The Perry Nuclear Power Plant in North Perry, Ohio.

(The Center Square) – An Ohio House Select Committee on Energy Policy and Oversight continues to debate a pair of bills to repeal House Bill 6, a ratepayer-funded bailout of two nuclear power plants.

On Wednesday, the committee heard witnesses for House Bill 738 and House Bill 746, bills introduced following the arrest and indictment of former House Speaker Larry Householder, R-Glenford, and four others as part of an alleged $60 million public corruption racketeering conspiracy to pass HB 6.

“We can craft a free-market based comprehensive energy policy that includes nuclear, natural gas, oil, solar, wind, and any future energy breakthroughs that will make our constituents proud,” state Rep. Laura Lanese, R-Grove City, said in testimony for a hearing last week. “But we can’t quickly do it on the back of HB 6. We must do it with transparency, integrity and a more comprehensive approach. After we repeal HB 6.”

HB 6 created a new Ohio Clean Air Program to support nuclear energy plants and some solar power facilities. Electricity consumers fund the program, potentially bringing in up to $85 million in the 2021 fiscal year, with a surcharge that runs through 2027.

Wednesday’s hearing turned contentious at times, including when state Rep. Casey Weinstein, D-Hudson, questioned Sam Randazzo, chairman of the Public Utilities Commission of Ohio (PUCO) and the Ohio Power Siting Board.

“I think the public deserves full transparency and disclosure of any potential biases that he has,” Weinstein said, adding that he owned a company that is a creditor of FirstEnergy Solutions.

“There was, obviously, some personal skin in the game for him with the success of FirstEnergy and HB 6,” Weinstein added. “But, it’s ok; I don’t have any other questions because I don’t want to give him an opportunity to shill for his former bosses anymore, and I think Ohioans are sick of it.”

Randazzo said he has never represented an electric utility or an affiliate regulated by PUCO or the Federal Energy Regulatory Commission as either an attorney or a lobbyist.
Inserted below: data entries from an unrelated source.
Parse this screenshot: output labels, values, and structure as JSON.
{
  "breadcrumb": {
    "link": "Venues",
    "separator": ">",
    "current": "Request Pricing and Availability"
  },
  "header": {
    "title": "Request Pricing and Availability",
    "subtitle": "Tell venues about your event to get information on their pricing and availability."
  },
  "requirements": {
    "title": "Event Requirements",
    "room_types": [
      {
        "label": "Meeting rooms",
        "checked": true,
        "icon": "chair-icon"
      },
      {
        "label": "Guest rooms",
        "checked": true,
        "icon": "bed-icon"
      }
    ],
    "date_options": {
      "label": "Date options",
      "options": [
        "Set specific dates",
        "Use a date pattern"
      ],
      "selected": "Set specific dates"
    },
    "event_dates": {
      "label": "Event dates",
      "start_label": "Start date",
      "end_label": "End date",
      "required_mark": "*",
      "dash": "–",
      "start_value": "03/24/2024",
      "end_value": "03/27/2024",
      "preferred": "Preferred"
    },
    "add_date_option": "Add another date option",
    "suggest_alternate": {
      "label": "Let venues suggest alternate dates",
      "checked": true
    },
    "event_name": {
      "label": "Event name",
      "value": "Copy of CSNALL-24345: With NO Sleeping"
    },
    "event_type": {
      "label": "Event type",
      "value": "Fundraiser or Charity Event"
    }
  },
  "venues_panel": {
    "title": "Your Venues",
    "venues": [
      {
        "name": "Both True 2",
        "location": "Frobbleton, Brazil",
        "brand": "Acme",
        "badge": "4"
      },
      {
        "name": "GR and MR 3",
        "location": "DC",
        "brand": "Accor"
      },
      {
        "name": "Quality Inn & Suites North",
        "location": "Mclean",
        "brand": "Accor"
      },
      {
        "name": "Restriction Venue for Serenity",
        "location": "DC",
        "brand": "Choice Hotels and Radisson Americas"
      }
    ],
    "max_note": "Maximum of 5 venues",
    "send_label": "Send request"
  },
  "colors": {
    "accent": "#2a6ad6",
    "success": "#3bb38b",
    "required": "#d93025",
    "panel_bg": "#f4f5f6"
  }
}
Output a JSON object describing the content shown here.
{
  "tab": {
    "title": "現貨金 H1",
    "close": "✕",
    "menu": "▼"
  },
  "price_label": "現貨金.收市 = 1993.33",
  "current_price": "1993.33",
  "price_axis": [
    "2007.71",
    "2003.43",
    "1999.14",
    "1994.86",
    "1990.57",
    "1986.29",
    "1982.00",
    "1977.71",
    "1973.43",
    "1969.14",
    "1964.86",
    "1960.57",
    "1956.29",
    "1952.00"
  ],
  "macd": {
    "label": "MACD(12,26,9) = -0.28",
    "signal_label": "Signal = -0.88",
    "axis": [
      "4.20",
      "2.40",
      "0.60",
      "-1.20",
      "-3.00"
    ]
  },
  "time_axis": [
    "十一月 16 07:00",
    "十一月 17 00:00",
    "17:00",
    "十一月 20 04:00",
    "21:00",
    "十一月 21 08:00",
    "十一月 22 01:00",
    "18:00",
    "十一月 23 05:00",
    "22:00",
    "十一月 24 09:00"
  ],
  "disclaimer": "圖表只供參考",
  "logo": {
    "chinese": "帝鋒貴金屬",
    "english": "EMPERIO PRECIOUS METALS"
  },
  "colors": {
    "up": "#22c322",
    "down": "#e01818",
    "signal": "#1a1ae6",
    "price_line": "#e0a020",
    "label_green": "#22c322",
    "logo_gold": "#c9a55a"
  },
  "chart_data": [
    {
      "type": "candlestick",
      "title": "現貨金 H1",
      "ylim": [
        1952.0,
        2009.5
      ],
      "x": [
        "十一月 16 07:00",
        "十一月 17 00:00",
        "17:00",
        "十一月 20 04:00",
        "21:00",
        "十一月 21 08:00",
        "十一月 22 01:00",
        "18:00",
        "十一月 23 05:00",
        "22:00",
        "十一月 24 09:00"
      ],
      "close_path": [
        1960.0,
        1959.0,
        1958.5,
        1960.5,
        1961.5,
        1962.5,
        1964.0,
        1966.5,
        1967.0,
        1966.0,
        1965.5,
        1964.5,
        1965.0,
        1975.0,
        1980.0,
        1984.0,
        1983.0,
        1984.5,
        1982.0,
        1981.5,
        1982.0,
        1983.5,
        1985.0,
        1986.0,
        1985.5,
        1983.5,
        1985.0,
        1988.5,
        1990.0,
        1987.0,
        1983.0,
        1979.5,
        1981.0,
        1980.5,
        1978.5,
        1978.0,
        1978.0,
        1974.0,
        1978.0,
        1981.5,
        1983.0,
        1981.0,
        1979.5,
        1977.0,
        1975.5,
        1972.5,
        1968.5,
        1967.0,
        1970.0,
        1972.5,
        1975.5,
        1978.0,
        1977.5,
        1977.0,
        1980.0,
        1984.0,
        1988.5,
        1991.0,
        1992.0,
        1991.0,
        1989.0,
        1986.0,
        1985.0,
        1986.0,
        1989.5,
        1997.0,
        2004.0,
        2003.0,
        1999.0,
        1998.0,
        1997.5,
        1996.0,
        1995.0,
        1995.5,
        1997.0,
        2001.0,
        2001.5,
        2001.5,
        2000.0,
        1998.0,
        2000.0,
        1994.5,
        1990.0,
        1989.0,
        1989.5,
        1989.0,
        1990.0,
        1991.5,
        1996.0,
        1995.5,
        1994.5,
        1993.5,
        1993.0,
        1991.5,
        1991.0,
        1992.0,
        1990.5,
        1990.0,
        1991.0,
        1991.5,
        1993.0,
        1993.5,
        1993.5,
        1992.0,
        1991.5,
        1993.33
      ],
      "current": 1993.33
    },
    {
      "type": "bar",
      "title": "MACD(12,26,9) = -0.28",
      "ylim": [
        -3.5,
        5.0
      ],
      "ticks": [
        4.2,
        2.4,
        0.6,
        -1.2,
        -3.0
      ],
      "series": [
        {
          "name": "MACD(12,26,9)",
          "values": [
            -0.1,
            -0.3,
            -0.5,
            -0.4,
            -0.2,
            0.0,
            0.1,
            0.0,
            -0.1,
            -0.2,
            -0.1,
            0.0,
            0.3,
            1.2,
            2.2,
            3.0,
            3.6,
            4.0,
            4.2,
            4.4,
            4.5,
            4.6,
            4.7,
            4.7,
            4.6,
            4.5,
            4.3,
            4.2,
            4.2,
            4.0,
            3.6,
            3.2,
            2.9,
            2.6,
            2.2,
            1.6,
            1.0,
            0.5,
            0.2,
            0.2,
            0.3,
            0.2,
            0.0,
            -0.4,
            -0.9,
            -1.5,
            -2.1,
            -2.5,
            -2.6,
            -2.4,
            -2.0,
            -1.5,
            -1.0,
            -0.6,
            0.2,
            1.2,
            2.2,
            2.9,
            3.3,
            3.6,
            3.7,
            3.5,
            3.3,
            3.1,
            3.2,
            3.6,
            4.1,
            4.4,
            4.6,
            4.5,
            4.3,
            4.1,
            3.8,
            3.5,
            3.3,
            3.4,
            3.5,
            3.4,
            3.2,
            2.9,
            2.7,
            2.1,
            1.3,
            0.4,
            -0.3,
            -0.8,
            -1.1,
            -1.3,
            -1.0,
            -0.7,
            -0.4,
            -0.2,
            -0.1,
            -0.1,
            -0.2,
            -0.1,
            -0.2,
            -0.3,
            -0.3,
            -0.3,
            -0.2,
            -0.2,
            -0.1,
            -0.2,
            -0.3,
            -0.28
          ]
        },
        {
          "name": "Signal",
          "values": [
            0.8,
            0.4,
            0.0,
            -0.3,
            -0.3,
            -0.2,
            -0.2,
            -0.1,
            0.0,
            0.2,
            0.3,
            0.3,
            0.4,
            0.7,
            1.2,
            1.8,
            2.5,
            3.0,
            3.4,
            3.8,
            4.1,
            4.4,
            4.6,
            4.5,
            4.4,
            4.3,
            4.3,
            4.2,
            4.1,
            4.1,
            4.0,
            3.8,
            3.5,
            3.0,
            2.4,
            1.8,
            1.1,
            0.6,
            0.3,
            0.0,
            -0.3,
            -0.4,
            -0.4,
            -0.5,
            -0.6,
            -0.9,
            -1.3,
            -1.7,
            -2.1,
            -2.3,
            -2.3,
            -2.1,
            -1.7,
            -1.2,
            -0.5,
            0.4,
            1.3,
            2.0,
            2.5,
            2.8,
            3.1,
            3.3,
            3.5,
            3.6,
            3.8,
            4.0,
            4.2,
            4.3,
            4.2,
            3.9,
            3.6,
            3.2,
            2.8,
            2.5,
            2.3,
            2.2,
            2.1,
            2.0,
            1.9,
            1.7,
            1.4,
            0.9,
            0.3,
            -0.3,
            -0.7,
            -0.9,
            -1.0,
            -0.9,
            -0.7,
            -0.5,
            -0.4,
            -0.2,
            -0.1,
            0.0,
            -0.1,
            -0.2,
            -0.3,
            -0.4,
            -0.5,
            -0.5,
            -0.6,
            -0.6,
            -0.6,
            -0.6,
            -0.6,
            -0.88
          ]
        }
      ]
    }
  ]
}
Meanwhile, PUCO ordered FirstEnergy Corp. to show that “any political or charitable spending” supporting HB 6 was “not included, directly or indirectly, in any rates or charges paid by ratepayers in” Ohio, The Associated Press reported.

Democrats contend Republicans are slowing the process to repeal HB 6, saying the committee uses an “unnecessary stall tactic.”

“It has been 56 days since we learned about the largest bribery scandal in Ohio history involving the passage of HB 6,” state Rep. David Leland, D-Columbus, said in a Tuesday statement.

“Now Republican leadership is blocking our numerous attempts to repeal HB 6,” Leland added. “There are 58 cosponsors of two repeal bills, more than enough for passage. Republican leadership should stop protecting HB 6 – we need to show that Ohio